I was recently at the Dealing With Technology (DWT) conference in London, in fact I had the enviable (or unenviable should I say after standing for seven hours straight!) task of manning our companies stand for the day, never hurts to get closer to the customer
I thought. One of the key themes of the event, looking around the exhibitors and the seminars, was Speed – “High Performance Computing”, “Event Driven Processing”, “Millisecond Response Times” were all claims plastered onto the marketing materials of numerous
software and network technology companies looking to attract the attention of a passing MD.
However an interesting conversation I had with a nameless Quant who was trying to educate me on methods for speeding up inverse matrix calculations (I never asked!) led to a rather interesting point I thought – how much time is actually being spent at making

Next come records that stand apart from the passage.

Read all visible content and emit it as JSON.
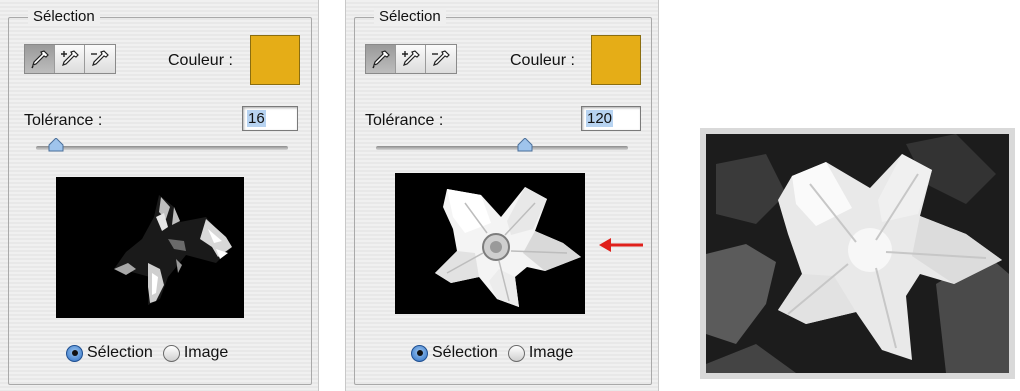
{
  "panels": [
    {
      "group_title": "Sélection",
      "color_label": "Couleur :",
      "color_value": "#e5ad17",
      "tolerance_label": "Tolérance :",
      "tolerance_value": "16",
      "radio_selection": "Sélection",
      "radio_image": "Image",
      "selected_radio": "Sélection",
      "active_tool": "eyedropper"
    },
    {
      "group_title": "Sélection",
      "color_label": "Couleur :",
      "color_value": "#e5ad17",
      "tolerance_label": "Tolérance :",
      "tolerance_value": "120",
      "radio_selection": "Sélection",
      "radio_image": "Image",
      "selected_radio": "Sélection",
      "active_tool": "eyedropper"
    }
  ],
  "arrow_color": "#e0201b",
  "icons": [
    "eyedropper-icon",
    "eyedropper-add-icon",
    "eyedropper-subtract-icon",
    "red-arrow-icon"
  ]
}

those pricing and risk calculations run faster? Ok so you could plug in a database that runs in memory, adopt methodologies from the relatively new field of event-driven processing or run the whole thing over a dedicated cluster but what if the underlying
calculations being executed are in need of some re-engineering?
These could be the copy-n-pasted VBA code in spreadsheets to the Analytics Libraries that cross Desks and Systems within the Banks. Could these applications be posing an overlooked bottle-neck? As always, one has to consider if the benefit justifies the
cost - Do I really need to make my system operate sub second? If so where should I be spending my investment in reaching this target? It’s amazing how often these basic questions are overlooked in the hunt for speed.
Next Topic (most likley): Microsoft's Excel Services – Any Good?